To work off all those oysters, a leisurely stroll through Kilchis Point Reserve is an excellent follow-up. Over 200 acres of native plants and animals and three separate interpretive trails are maintained by the Tillamook County Pioneer Museum. Each trail is roughly 2 miles long and mostly flat. The largest Native American village on the north Oregon Coast was located here at Kilchis Point, as well as the very first pioneer to the area. Joe Champion arrived in 1851 and lived in a massive old-growth tree stump while he worked on a more permanent cabin.
No trip to Tillamook Bay would be complete without a stop at the Tillamook Cheese Factory. For 60 years the factory has allowed visitors to view the cheese-making process, taste samples, and eat delicious ice cream. Tillamook Cheese Factory promises a glittering new center will be available for dairy lovers to enjoy once more in spring of 2018. For now, a temporary visitor center is happily greeting guests who cannot get enough of the delicious Tillamook dairy.

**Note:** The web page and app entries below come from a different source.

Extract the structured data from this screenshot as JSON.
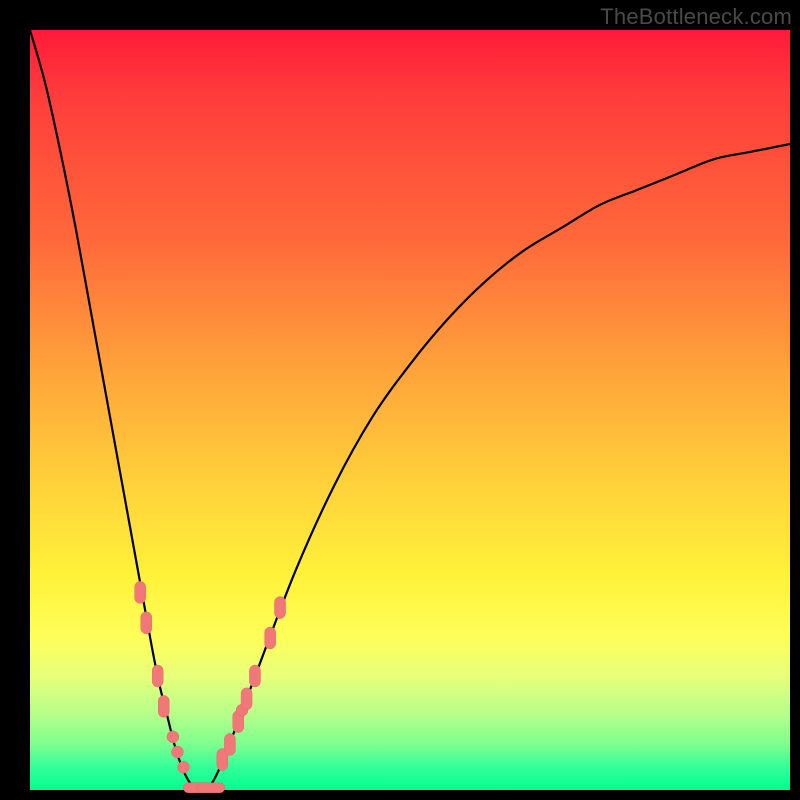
{
  "watermark": "TheBottleneck.com",
  "colors": {
    "frame": "#000000",
    "gradient_top": "#ff1a3a",
    "gradient_bottom": "#00ff90",
    "curve": "#000000",
    "markers": "#f07878"
  },
  "chart_data": {
    "type": "line",
    "title": "",
    "xlabel": "",
    "ylabel": "",
    "xlim": [
      0,
      100
    ],
    "ylim": [
      0,
      100
    ],
    "grid": false,
    "annotations": [
      "TheBottleneck.com"
    ],
    "series": [
      {
        "name": "bottleneck-curve",
        "x": [
          0,
          2,
          4,
          6,
          8,
          10,
          12,
          14,
          16,
          17,
          18,
          19,
          20,
          21,
          22,
          23,
          24,
          25,
          27,
          30,
          35,
          40,
          45,
          50,
          55,
          60,
          65,
          70,
          75,
          80,
          85,
          90,
          95,
          100
        ],
        "y": [
          100,
          93,
          84,
          74,
          63,
          52,
          41,
          30,
          19,
          14,
          10,
          6,
          3,
          1,
          0,
          0,
          1,
          3,
          8,
          16,
          29,
          40,
          49,
          56,
          62,
          67,
          71,
          74,
          77,
          79,
          81,
          83,
          84,
          85
        ]
      }
    ],
    "markers": [
      {
        "x": 14.5,
        "y": 26,
        "shape": "rect"
      },
      {
        "x": 15.3,
        "y": 22,
        "shape": "rect"
      },
      {
        "x": 16.8,
        "y": 15,
        "shape": "rect"
      },
      {
        "x": 17.6,
        "y": 11,
        "shape": "rect"
      },
      {
        "x": 18.8,
        "y": 7,
        "shape": "circle"
      },
      {
        "x": 19.4,
        "y": 5,
        "shape": "circle"
      },
      {
        "x": 20.2,
        "y": 3,
        "shape": "circle"
      },
      {
        "x": 22.0,
        "y": 0.3,
        "shape": "rect-wide"
      },
      {
        "x": 23.8,
        "y": 0.3,
        "shape": "rect-wide"
      },
      {
        "x": 25.3,
        "y": 4,
        "shape": "rect"
      },
      {
        "x": 26.3,
        "y": 6,
        "shape": "rect"
      },
      {
        "x": 27.4,
        "y": 9,
        "shape": "rect"
      },
      {
        "x": 27.9,
        "y": 10.5,
        "shape": "circle"
      },
      {
        "x": 28.5,
        "y": 12,
        "shape": "rect"
      },
      {
        "x": 29.6,
        "y": 15,
        "shape": "rect"
      },
      {
        "x": 31.6,
        "y": 20,
        "shape": "rect"
      },
      {
        "x": 32.9,
        "y": 24,
        "shape": "rect"
      }
    ]
  }
}
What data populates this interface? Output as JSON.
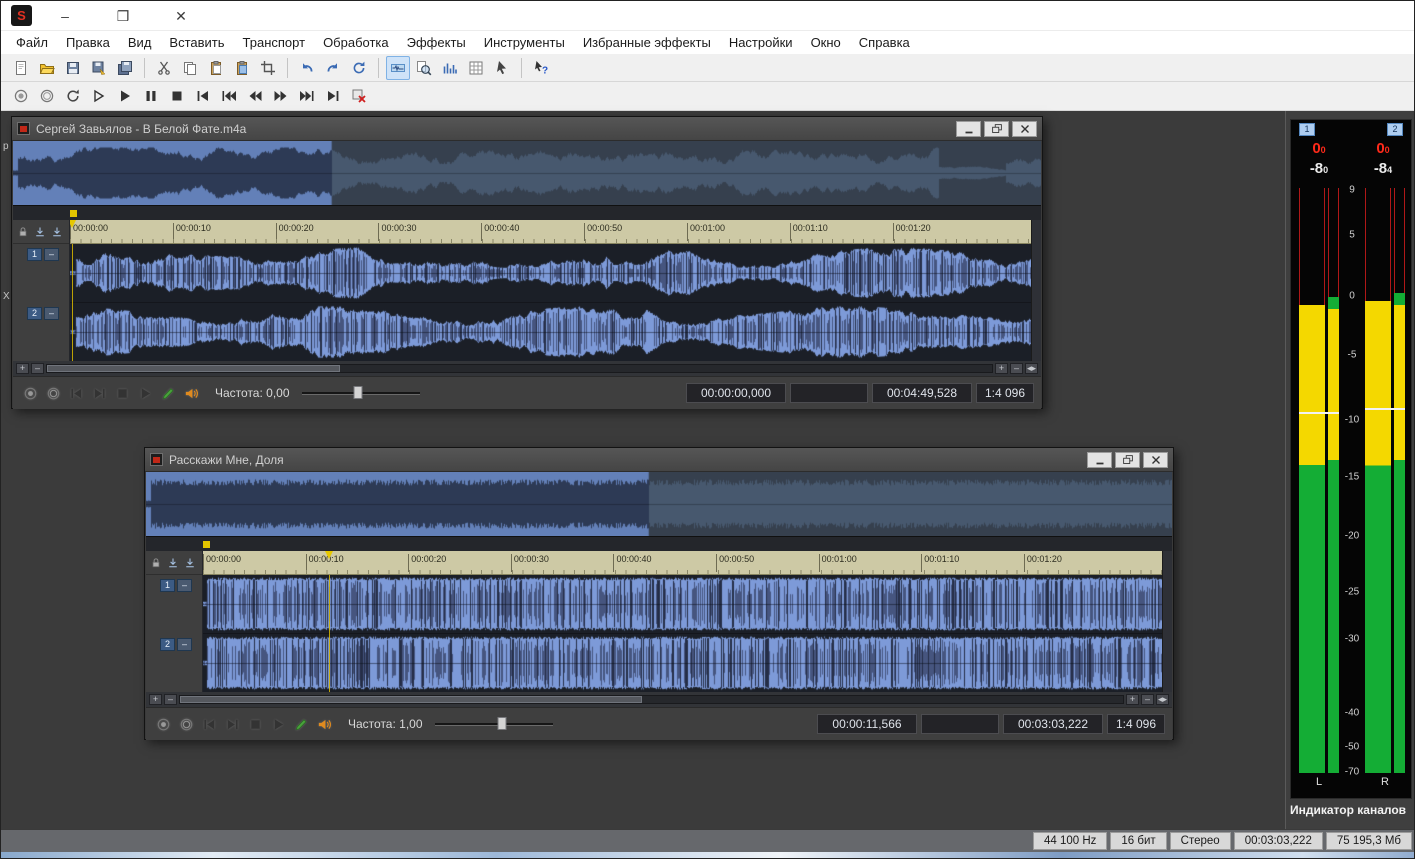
{
  "app": {
    "icon_letter": "S",
    "window_controls": {
      "minimize": "–",
      "maximize": "❒",
      "close": "✕"
    }
  },
  "menu": [
    "Файл",
    "Правка",
    "Вид",
    "Вставить",
    "Транспорт",
    "Обработка",
    "Эффекты",
    "Инструменты",
    "Избранные эффекты",
    "Настройки",
    "Окно",
    "Справка"
  ],
  "toolbar_main": [
    "new",
    "open",
    "save",
    "save-as",
    "save-all",
    "sep",
    "cut",
    "copy",
    "paste",
    "paste-mix",
    "trim",
    "sep",
    "undo",
    "redo",
    "repeat",
    "sep",
    "edit-tool",
    "magnify",
    "spectrum",
    "statistics",
    "pointer",
    "sep",
    "help-cursor"
  ],
  "toolbar_transport": [
    "record",
    "loop-record",
    "loop-playback",
    "play-all",
    "play",
    "pause",
    "stop",
    "go-start",
    "rewind-all",
    "rewind",
    "forward",
    "forward-all",
    "go-end",
    "stop-preview"
  ],
  "window_transport_icons": [
    "record",
    "loop-record",
    "go-start",
    "go-end",
    "stop",
    "play",
    "pencil",
    "scrub-speaker"
  ],
  "windows": [
    {
      "title": "Сергей Завьялов - В Белой Фате.m4a",
      "ruler": [
        "00:00:00",
        "00:00:10",
        "00:00:20",
        "00:00:30",
        "00:00:40",
        "00:00:50",
        "00:01:00",
        "00:01:10",
        "00:01:20"
      ],
      "channels": [
        "1",
        "2"
      ],
      "rate_label": "Частота: 0,00",
      "rate_value": 0.48,
      "cursor_frac": 0.002,
      "view_frac": 0.31,
      "profile": "varied",
      "outro": true,
      "seed": 7,
      "fields": {
        "position": "00:00:00,000",
        "selection": "",
        "length": "00:04:49,528",
        "zoom": "1:4 096"
      }
    },
    {
      "title": "Расскажи Мне, Доля",
      "ruler": [
        "00:00:00",
        "00:00:10",
        "00:00:20",
        "00:00:30",
        "00:00:40",
        "00:00:50",
        "00:01:00",
        "00:01:10",
        "00:01:20"
      ],
      "channels": [
        "1",
        "2"
      ],
      "rate_label": "Частота: 1,00",
      "rate_value": 0.57,
      "cursor_frac": 0.131,
      "view_frac": 0.49,
      "profile": "dense",
      "outro": false,
      "seed": 23,
      "fields": {
        "position": "00:00:11,566",
        "selection": "",
        "length": "00:03:03,222",
        "zoom": "1:4 096"
      }
    }
  ],
  "meters": {
    "tabs": [
      "1",
      "2"
    ],
    "channels": [
      {
        "clip_main": "0",
        "clip_dec": "0",
        "peak_main": "-8",
        "peak_dec": "0",
        "bar_top": 0.2,
        "peak_line": 0.383,
        "bottom_label": "L"
      },
      {
        "clip_main": "0",
        "clip_dec": "0",
        "peak_main": "-8",
        "peak_dec": "4",
        "bar_top": 0.193,
        "peak_line": 0.376,
        "bottom_label": "R"
      }
    ],
    "yellow_until": 0.474,
    "scale": [
      {
        "label": "9",
        "frac": 0.004
      },
      {
        "label": "5",
        "frac": 0.08
      },
      {
        "label": "0",
        "frac": 0.185
      },
      {
        "label": "-5",
        "frac": 0.285
      },
      {
        "label": "-10",
        "frac": 0.397
      },
      {
        "label": "-15",
        "frac": 0.494
      },
      {
        "label": "-20",
        "frac": 0.595
      },
      {
        "label": "-25",
        "frac": 0.691
      },
      {
        "label": "-30",
        "frac": 0.771
      },
      {
        "label": "-40",
        "frac": 0.898
      },
      {
        "label": "-50",
        "frac": 0.955
      },
      {
        "label": "-70",
        "frac": 0.998
      }
    ],
    "caption": "Индикатор каналов"
  },
  "statusbar": [
    "44 100 Hz",
    "16 бит",
    "Стерео",
    "00:03:03,222",
    "75 195,3 Мб"
  ],
  "edge_labels": [
    "р",
    "X"
  ]
}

For additional adventures on the Tillamook Water Trail, two boat launches further south in the bay offer easy access. Both the Sue H. Elmore Park and Memaloose Point Boat Launch offer good spots to access the waterways. Sue H. Elmore is a small park, just over an acre in size, with free access to the water. Memaloose Point Boat Launch is better developed and has more parking, which is useful for those with boat trailers in tow. It’s important to note that Memaloose Point does require a fee, so be sure to drop your payment in the drop box before hitting the water. When salmon are running, this parking lot can get quite full, so get there early!
For those without boats, your final stops should focused on Bayocean Peninsula and Cape Meares. With beaches, a lighthouse, backpacking, day hikes, and the well-known Big Spruce to visit, you can easily fill a day (or weekend) exploring. Extending 7 miles from Cape Meares, the Bayocean Peninsula protects Tillamook Bay from the wild Pacific Ocean winter storms. Uncrowded and pristine, sandy trails through salal, Sitka spruce and shore pine lead to numerous backcountry campsites protected from the coastal winds. Back on Cape Meares, shorter trails lead to the historic Cape Meares Lighthouse and beloved Big Spruce tree. With tours available April through October, the lighthouse has been open to the public since 1980. No longer functioning, it once shone its warning beacon 21 miles out to sea.
Regardless of the season, no matter where you stop along Tillamook Bay, whether you linger or race to catch all the sights, there is plenty of history and beauty to be found on the Tillamook Bay Heritage Route.
You can learn more by watching Anchor Picture's in-depth history of Tillamook Bay and the Port of Garibaldi: 19-Part Centennial Video Series
A profound concept originally envisioned by governor Oswald West, in 1967 the Oregon legislature ultimately realized his vision of making the entire Oregon Coast forever open to the public in a piece of landmark legislation titled the Oregon Beach Bill, officially making all 363 miles public land. "The People's Coast" is truly a one-of-a-kind coastline, a unique blend of mountains and rocky stacks, towering old growth forests, marine sanctuaries, tide pools and kelp forests, charming towns, historic fishing communities, world-class golfing, breweries, and simply jaw-dropping scenic beaches. We encourage you to plan your next trip at visittheoregoncoast.com or by calling (541) 574-2679.